Maternally transmitted bacterial symbionts can be important mediators of the interactions between insect herbivores and their foodplants. These symbionts are often facultative (present in some host individuals but not others) and can have large effects on their host’s phenotype, thus giving rise to heritable variation upon which selection can act. In the cowpea aphid (Aphis craccivora) it has been established that the facultative endosymbiont Arsenophonus improves aphid performance on black locust trees (Robinia pseudoacacia) but not on fava (Vicia faba). Here, we tested whether this fitness differential translated into contemporaneous evolution of aphid populations associated with the different plants. In a laboratory study lasting 16 weeks, we found that the frequency of Arsenophonus-infected individuals significantly increased over time for aphid populations on black locust but declined for aphid populations on fava. By the end of the experiment, Arsenophonus infection was >3× more common on black locust than fava, which is comparable to previously described infection frequencies in natural field populations. Our results clearly demonstrate that aphid populations with mixed facultative symbiont infection status can rapidly evolve in response to the selective environments imposed by different host plants. This selection differential may be a sufficient explanation for the global association between Arsenophonus-infected cowpea aphids and black locust trees, without invoking additional assortative mechanisms. Because the aphid and plant originate from different parts of the world, we further hypothesize that Arsenophonus infection may have acted as a preadaptation that has promoted functional specialisation of infected aphids on a novel host plant.

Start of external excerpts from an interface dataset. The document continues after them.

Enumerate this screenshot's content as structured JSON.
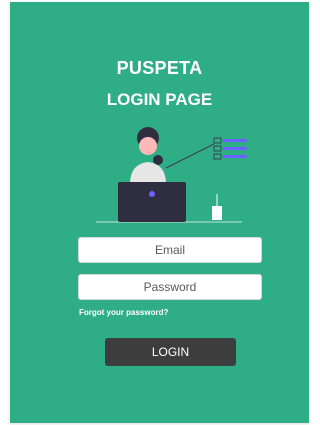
{
  "app": {
    "name": "PUSPETA",
    "subtitle": "LOGIN PAGE"
  },
  "form": {
    "email_placeholder": "Email",
    "password_placeholder": "Password",
    "forgot_link": "Forgot your password?",
    "login_label": "LOGIN"
  },
  "colors": {
    "card_bg": "#2fae86",
    "button_bg": "#3d3d3d",
    "laptop": "#2f2e41",
    "accent": "#6c63ff"
  },
  "illustration": {
    "icon": "person-at-laptop-illustration"
  }
}
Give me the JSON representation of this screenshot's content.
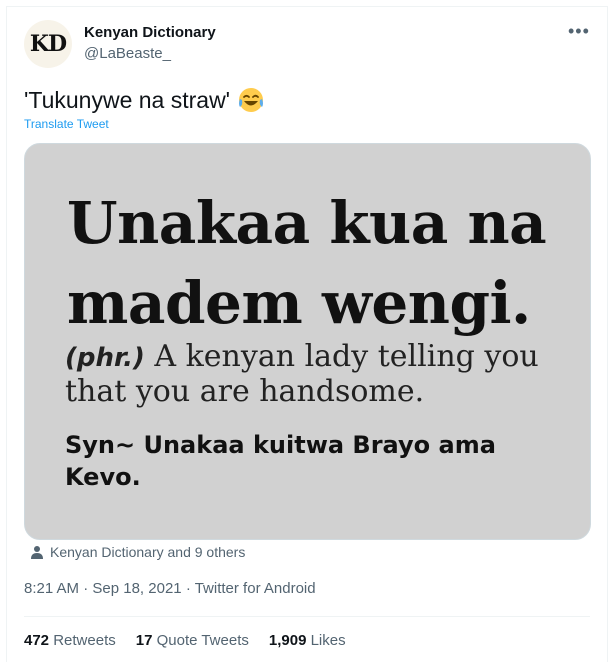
{
  "author": {
    "avatar_text": "KD",
    "name": "Kenyan Dictionary",
    "handle": "@LaBeaste_"
  },
  "tweet": {
    "text": "'Tukunywe na straw'",
    "emoji_icon": "face-with-tears-of-joy",
    "translate_label": "Translate Tweet"
  },
  "image": {
    "line1": "Unakaa kua na",
    "line2": "madem wengi.",
    "phr": "(phr.)",
    "definition": " A kenyan lady telling you that you are handsome.",
    "syn": "Syn~ Unakaa kuitwa Brayo ama Kevo."
  },
  "tagged": "Kenyan Dictionary and 9 others",
  "meta": {
    "time": "8:21 AM",
    "date": "Sep 18, 2021",
    "source": "Twitter for Android"
  },
  "stats": {
    "retweets_count": "472",
    "retweets_label": "Retweets",
    "quotes_count": "17",
    "quotes_label": "Quote Tweets",
    "likes_count": "1,909",
    "likes_label": "Likes"
  }
}
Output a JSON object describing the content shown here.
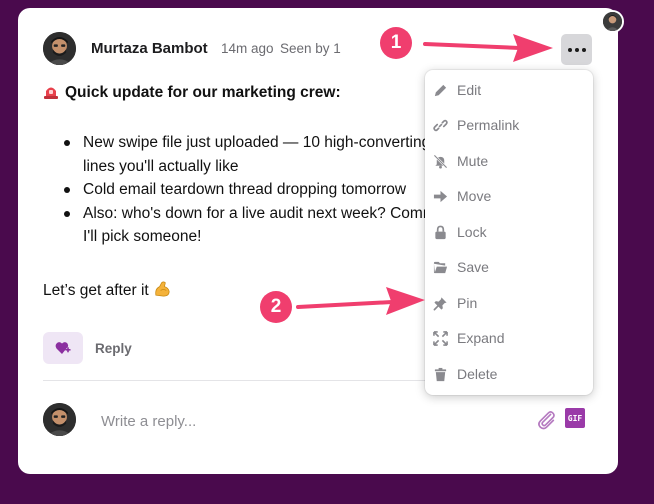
{
  "post": {
    "author": "Murtaza Bambot",
    "time": "14m ago",
    "seen": "Seen by 1",
    "title": "Quick update for our marketing crew:",
    "bullets": [
      "New swipe file just uploaded — 10 high-converting subject lines you'll actually like",
      "Cold email teardown thread dropping tomorrow",
      "Also: who's down for a live audit next week? Comment and I'll pick someone!"
    ],
    "signoff": "Let’s get after it"
  },
  "actions": {
    "reply_label": "Reply",
    "reply_placeholder": "Write a reply...",
    "gif_label": "GIF"
  },
  "menu": {
    "items": [
      {
        "label": "Edit",
        "icon": "pencil-icon"
      },
      {
        "label": "Permalink",
        "icon": "link-icon"
      },
      {
        "label": "Mute",
        "icon": "bell-slash-icon"
      },
      {
        "label": "Move",
        "icon": "arrow-right-icon"
      },
      {
        "label": "Lock",
        "icon": "lock-icon"
      },
      {
        "label": "Save",
        "icon": "folder-icon"
      },
      {
        "label": "Pin",
        "icon": "pin-icon"
      },
      {
        "label": "Expand",
        "icon": "expand-icon"
      },
      {
        "label": "Delete",
        "icon": "trash-icon"
      }
    ]
  },
  "annotations": {
    "badge_1": "1",
    "badge_2": "2"
  },
  "colors": {
    "background": "#4a0a4d",
    "accent": "#f03e6e",
    "gif": "#9a3aa8",
    "react_bg": "#efe6f5"
  }
}
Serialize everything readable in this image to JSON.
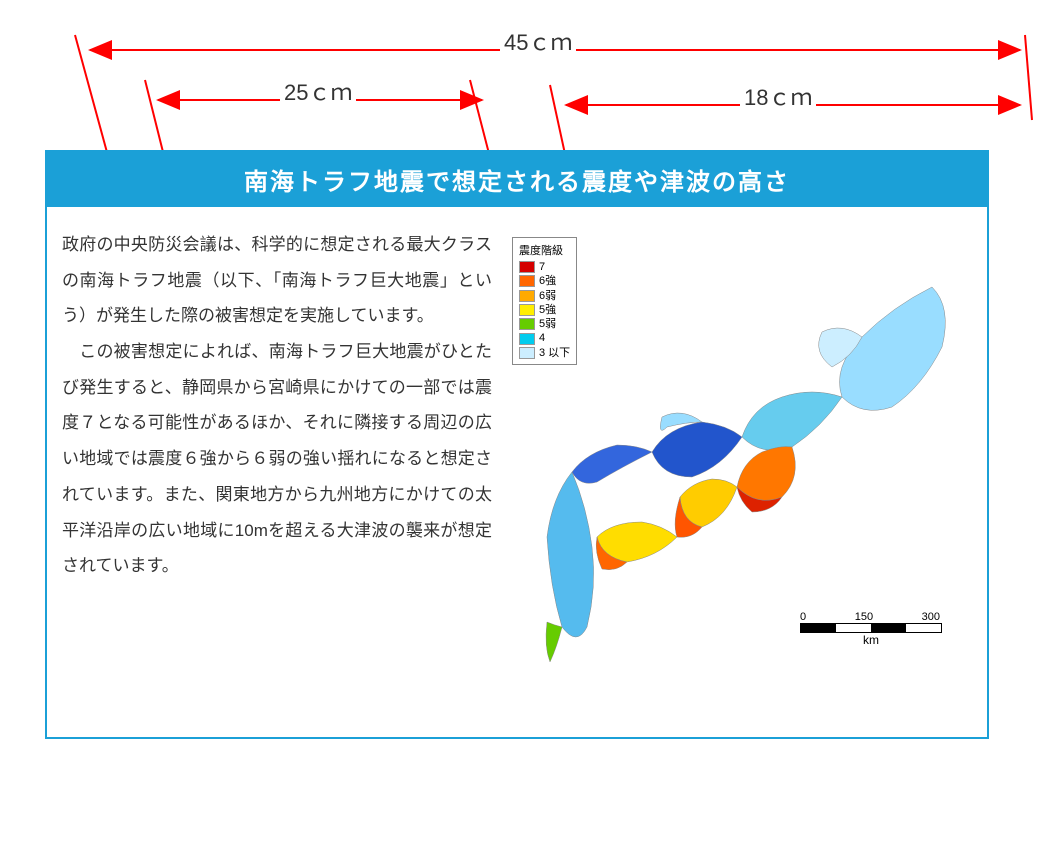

All replicate aphid clones derived from a single Arsenophonus infected female, LW, originally described in Wagner et al. 2015 Functional Ecology 29: 1402-1410. The metadata for the accession and the curing process used to generate the Arsenophonus- isoline are described in that paper.  Twelve replicate populations were initiated, each with 20 Ars+ and 20 Ars- aphids at time 0.  Half of these populations (1-6) were caged on fava (Vicia faba) and half (7-12) on locust (Robinia pseudoacacia). 

Every two weeks (until week 16) one subset of 20 aphids per population were transferred to a fresh plant of the same species, and a second subset was transferred to 95% ethanol and had their DNA extracted.  Tab1 provides the data associated with each individual extraction. Extraction codes (column E) indicate the population (column A) and individual specimen (column C). Each extraction was checked for the presence (column F) or absence (column G) of Arsenophonus via diagnostic PCR for a segment of the Arsenophonus 23S gene, and were checked for extraction quality via diagnostic PCR for the aphid COI gene.  Any extractions  that did not yield COI product were considered failed extractions (column H). Each week's (column D) set of aphids per population represent 20 new aphids; aphid numbers (Column C) were randomly assigned and bear no particular significance, and no relationship to one another across populations, treatments or weeks.


United States Department of Agriculture, Award: 2014-67013-21576

United States Department of Agriculture, Award: Hatch no. 0224651